__WORK ORDER__
Using the data below, determine the number of lines that include the string "labels". Write only that number.

__Records from a dataset__
========================================

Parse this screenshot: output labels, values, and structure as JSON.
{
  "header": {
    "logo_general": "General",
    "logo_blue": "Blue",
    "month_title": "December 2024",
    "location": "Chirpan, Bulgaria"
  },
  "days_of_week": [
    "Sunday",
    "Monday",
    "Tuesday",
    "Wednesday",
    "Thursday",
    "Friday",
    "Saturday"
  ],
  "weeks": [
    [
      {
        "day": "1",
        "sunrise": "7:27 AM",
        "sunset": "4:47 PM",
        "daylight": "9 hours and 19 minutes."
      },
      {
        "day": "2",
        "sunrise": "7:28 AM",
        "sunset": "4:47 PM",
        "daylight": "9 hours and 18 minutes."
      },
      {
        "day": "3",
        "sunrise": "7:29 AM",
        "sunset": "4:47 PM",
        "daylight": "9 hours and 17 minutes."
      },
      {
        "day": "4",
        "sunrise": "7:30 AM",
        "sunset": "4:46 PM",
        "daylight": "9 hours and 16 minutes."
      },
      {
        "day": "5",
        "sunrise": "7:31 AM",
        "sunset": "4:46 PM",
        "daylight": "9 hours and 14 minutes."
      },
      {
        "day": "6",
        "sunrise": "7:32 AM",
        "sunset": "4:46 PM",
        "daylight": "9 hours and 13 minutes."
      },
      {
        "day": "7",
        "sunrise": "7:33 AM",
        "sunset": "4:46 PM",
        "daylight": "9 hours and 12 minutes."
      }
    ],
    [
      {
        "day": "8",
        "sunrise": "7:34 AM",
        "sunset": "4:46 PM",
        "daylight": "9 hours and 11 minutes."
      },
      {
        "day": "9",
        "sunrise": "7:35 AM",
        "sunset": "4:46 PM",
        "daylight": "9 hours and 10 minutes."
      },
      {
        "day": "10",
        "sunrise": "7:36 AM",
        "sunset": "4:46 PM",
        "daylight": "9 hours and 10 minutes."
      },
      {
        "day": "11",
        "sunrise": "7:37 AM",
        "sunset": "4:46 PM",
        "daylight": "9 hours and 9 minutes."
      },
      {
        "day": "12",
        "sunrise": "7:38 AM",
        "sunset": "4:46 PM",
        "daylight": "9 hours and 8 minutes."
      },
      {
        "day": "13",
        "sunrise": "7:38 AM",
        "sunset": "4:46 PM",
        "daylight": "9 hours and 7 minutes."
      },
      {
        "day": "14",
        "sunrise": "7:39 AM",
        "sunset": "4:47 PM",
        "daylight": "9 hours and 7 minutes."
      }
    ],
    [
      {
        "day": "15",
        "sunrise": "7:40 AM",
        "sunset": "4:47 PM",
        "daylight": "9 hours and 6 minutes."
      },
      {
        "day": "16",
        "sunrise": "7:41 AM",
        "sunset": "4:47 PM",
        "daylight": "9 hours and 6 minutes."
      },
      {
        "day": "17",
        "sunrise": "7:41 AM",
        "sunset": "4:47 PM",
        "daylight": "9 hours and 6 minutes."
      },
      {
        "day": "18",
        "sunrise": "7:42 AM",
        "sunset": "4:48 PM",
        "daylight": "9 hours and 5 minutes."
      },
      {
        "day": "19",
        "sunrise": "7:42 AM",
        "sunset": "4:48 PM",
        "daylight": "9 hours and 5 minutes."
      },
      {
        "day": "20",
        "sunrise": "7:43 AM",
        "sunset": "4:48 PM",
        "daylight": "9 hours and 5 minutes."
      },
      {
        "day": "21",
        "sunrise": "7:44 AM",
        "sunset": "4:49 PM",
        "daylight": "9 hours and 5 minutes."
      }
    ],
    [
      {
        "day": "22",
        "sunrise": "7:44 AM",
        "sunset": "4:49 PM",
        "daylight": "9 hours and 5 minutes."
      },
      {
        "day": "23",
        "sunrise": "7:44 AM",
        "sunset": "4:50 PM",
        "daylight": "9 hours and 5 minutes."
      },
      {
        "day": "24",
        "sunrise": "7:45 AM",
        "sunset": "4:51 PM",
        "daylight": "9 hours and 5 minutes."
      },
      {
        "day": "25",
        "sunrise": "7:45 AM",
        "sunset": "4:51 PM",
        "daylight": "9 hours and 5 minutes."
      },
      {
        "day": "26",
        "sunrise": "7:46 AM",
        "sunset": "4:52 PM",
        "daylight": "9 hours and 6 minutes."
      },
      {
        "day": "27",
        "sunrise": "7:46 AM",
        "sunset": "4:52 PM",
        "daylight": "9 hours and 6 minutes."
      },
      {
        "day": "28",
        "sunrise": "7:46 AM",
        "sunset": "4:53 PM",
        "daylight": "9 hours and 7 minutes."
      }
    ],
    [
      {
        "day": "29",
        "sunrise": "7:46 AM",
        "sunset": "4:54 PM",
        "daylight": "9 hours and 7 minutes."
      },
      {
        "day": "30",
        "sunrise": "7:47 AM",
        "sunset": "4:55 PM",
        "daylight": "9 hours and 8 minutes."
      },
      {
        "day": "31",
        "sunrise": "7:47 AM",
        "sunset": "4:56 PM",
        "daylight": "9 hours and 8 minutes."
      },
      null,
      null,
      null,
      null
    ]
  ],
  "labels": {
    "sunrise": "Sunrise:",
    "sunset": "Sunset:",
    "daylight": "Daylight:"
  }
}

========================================

__ANSWER SPACE__
2